> Much as it pains me to support Microsoft I'd take exactly the oposite
> view here. I'd say that XML-on-the-web is distinctly uninteresting
> without a transformation language. My XML _never_ looks just like the
> presentation (for simple documents where that could be the case I'd
> just use (x)html anyway).
That's very odd to me, as about 97% of the XML I work with (including
the data) can be viewed usefully in a browser with just CSS -
display:table being particularly useful, but hardly the only case.
The only cases where I have a genuine problem involve some of my grosser
stupidities with putting content into attribute, a habit I got into
while writing SAX filters that I'm now trying to break.
On the Web, I think it's fair to say that most Web developers are quite
familiar with the case where document order is presentation order.
> So you require client side XSLT, until relatively recently that has
> only really worked in IE so in fact IE is a very capabable XML
> browser. Far from MicroSoft having a non-approach to XML in the
> browser, whether they like it or not they have a credible aproach. It

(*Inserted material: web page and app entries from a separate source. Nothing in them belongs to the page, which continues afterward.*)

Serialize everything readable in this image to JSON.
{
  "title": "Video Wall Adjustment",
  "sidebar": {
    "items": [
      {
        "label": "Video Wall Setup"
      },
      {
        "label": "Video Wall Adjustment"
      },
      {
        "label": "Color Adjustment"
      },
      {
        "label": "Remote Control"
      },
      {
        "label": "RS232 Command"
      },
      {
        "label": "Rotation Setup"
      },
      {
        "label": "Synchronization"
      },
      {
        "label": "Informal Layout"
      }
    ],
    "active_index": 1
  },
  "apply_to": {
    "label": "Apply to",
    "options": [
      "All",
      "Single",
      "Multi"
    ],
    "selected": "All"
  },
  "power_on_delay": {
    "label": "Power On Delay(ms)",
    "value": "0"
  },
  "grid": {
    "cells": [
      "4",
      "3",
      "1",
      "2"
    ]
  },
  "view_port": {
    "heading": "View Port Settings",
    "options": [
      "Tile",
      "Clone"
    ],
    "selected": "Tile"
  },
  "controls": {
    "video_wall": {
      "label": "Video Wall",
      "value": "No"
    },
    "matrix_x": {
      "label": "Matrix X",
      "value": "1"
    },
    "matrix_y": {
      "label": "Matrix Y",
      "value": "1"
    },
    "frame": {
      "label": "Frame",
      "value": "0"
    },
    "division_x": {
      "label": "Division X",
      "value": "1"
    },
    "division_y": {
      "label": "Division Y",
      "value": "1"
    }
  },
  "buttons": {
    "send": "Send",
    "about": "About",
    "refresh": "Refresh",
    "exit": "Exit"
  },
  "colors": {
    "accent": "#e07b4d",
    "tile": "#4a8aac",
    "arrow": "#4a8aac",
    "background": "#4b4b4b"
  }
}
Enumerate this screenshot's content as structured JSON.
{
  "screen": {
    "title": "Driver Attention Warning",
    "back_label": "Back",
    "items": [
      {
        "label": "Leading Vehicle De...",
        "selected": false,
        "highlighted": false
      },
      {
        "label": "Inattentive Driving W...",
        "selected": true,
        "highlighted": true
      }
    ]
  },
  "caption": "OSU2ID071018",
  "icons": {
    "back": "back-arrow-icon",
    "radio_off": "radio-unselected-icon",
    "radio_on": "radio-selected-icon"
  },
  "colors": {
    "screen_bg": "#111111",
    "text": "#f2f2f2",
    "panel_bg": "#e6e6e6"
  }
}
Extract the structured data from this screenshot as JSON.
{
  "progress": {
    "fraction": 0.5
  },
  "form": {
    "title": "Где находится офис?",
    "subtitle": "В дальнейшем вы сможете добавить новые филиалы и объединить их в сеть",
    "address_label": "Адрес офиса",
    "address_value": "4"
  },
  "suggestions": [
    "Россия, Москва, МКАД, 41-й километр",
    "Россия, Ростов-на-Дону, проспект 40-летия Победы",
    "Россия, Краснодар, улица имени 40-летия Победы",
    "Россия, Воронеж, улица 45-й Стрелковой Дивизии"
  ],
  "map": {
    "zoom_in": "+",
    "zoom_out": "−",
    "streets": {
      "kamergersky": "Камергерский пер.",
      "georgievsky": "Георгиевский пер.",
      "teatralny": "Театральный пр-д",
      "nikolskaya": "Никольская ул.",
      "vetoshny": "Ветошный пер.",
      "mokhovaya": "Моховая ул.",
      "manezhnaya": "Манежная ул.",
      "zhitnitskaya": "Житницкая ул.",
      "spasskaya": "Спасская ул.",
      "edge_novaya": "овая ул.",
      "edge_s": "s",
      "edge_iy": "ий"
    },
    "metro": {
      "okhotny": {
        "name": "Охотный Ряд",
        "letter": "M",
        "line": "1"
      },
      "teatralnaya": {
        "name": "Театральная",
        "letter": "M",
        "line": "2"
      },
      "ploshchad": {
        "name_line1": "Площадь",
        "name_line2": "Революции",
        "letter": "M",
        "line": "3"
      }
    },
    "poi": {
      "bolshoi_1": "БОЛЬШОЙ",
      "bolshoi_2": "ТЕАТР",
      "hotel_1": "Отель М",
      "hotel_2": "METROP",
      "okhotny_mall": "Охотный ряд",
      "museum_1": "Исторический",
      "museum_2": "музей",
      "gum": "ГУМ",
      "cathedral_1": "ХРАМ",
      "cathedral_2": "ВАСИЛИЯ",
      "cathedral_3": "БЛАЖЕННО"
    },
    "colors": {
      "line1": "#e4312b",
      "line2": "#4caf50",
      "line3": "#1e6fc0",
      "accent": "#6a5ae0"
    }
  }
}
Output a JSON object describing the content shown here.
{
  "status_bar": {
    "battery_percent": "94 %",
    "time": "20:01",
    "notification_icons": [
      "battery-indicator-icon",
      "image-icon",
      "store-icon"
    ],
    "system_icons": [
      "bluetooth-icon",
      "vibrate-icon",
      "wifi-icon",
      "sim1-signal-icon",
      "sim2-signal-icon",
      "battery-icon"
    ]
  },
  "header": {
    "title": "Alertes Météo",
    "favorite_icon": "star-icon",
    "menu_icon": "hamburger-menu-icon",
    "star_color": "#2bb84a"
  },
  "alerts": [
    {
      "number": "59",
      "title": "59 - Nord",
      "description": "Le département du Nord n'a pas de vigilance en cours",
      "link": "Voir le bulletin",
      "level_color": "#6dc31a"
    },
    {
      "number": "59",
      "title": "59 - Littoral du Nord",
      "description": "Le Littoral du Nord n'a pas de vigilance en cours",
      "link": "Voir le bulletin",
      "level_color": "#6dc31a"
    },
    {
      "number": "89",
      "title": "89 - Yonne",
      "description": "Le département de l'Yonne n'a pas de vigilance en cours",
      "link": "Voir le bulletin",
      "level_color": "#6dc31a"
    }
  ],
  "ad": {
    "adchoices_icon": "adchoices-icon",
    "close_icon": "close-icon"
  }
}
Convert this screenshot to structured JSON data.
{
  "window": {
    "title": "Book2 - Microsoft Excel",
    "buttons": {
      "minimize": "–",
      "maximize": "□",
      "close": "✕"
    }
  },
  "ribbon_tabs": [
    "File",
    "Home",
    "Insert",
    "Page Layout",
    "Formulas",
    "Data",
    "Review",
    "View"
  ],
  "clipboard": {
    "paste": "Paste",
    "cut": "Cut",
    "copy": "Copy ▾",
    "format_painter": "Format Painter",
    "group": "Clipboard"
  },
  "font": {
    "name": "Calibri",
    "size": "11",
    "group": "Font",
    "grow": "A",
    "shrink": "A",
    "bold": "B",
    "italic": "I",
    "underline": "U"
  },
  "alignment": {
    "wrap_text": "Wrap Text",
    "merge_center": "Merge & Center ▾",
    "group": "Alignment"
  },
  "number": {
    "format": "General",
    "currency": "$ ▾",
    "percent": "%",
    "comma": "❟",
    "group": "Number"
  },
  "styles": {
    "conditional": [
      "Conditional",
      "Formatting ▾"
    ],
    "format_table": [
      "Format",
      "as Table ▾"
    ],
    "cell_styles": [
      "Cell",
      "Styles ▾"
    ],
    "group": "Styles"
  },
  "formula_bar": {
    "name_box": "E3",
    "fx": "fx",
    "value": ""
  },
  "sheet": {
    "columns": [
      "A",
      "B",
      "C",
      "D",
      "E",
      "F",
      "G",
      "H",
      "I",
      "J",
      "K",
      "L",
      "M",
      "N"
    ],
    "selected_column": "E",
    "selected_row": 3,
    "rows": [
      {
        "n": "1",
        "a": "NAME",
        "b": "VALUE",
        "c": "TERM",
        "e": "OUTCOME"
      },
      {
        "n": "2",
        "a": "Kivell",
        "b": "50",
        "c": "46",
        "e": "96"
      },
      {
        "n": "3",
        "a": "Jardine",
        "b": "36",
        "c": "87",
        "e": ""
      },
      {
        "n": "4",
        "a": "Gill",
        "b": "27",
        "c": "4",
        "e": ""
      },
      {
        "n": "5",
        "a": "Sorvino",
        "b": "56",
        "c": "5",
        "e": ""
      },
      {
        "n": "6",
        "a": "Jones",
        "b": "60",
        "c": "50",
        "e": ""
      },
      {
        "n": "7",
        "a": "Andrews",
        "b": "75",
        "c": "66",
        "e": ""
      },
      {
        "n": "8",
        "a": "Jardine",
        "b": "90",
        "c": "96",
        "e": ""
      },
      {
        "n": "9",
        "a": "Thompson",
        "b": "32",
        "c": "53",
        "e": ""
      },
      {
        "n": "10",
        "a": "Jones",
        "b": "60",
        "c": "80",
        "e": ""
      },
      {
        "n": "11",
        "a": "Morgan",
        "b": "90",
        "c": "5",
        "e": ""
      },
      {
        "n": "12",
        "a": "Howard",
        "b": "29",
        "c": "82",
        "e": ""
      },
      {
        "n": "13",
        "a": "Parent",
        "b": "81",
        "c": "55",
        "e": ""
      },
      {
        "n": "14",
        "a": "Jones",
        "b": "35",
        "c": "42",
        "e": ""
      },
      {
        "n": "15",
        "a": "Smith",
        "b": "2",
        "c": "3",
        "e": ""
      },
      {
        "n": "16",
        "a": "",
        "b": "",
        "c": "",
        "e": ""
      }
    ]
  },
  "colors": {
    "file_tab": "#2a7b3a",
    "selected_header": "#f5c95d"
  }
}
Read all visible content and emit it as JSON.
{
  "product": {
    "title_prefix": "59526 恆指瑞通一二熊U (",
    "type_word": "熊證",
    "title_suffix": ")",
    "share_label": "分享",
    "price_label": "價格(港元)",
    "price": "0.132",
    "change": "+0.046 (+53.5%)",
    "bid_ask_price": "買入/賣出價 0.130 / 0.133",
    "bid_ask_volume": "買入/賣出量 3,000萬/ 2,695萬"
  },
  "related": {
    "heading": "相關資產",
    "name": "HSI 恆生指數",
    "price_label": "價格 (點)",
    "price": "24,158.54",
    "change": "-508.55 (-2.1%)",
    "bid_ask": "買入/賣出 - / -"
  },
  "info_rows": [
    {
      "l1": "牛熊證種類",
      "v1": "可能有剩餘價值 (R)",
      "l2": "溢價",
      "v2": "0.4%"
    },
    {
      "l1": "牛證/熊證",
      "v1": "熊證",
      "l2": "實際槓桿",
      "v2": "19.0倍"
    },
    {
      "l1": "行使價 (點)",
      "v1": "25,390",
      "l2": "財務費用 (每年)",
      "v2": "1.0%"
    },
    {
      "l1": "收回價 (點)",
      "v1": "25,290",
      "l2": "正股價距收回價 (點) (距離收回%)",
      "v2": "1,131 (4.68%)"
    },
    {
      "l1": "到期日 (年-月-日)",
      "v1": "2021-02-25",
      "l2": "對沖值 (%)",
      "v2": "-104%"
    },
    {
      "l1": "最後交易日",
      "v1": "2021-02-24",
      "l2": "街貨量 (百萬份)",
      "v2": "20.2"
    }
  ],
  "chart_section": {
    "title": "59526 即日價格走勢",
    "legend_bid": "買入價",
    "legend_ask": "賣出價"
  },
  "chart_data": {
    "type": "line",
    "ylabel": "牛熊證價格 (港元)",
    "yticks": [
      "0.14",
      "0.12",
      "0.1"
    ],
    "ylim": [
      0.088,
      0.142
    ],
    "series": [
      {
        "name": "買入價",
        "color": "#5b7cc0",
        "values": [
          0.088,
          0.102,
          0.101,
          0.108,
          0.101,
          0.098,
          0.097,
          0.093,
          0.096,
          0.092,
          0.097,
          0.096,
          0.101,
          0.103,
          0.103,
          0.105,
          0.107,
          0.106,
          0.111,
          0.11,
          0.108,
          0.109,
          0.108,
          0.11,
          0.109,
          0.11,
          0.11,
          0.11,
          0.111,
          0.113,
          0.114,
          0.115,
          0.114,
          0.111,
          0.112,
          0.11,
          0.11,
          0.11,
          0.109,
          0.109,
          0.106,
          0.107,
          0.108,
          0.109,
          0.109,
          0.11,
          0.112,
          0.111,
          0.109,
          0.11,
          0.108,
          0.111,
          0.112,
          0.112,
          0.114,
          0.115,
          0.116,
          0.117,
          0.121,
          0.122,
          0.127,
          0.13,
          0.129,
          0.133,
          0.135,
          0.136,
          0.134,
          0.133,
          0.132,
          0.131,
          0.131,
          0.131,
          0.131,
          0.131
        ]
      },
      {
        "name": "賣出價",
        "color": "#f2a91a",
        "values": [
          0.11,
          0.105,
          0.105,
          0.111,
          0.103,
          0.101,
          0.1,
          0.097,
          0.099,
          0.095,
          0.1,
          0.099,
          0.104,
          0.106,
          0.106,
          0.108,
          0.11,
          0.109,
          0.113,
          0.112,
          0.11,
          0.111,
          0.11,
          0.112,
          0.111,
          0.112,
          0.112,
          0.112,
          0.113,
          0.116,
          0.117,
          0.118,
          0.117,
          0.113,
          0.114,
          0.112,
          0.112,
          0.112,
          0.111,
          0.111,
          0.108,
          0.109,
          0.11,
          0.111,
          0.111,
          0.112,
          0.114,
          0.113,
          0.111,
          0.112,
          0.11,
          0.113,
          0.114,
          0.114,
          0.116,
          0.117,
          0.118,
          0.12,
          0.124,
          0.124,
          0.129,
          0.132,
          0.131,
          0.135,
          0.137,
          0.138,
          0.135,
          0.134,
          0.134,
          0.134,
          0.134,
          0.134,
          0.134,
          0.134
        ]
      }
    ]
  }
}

> could do with some tweaks, such as the default stylesheet doing
> something different with xhtml namespace but these are relatively
> minor issues.
Their handling of the XHTML namespace and mixtures of XML and XHTML is
execrable to put it mildly; I suppose that doesn't matter as much if you
plan to use XSLT to massage your data into something (HTML) their
browser actually can handle.
> The XSLT in mozilla and Netscape is now fortunately (at last) fairly
> robust (if not particularly fast) so we can finally put xml on the
> web with a reasonable chance that someone with a "new enough" browser
> can handle the thing. Of course not all browsers and platform are
> there yet but its early days: NS 7's only been out a couple of months
> or so in a full release, I still hope other systems will support this
> in the future.
And the CSS in Mozilla and Netscape (and to a lesser extent in Opera)
puts IE completely to shame for any XML application.
(Generally speaking, I think the Mozilla folks got it right as far as
integrating XML and HTML in the Web browser, though I'm fonder of
Opera's CSS-based linking than the simple XLink support in Mozilla.)
> As more clients become available I hope we will see more xslt styled
> xml on the web. Docbook for example...
I'm happy with CSS for pretty much all the direct DocBook reading I do
up to the point where ORA feeds it all into Frame.
Simon St.Laurent - SSL is my TLA
http://simonstl.com may be my URI
http://monasticxml.org may be my ascetic URI
urn:oid:188.8.131.52.4.1.6320 is another possibility altogether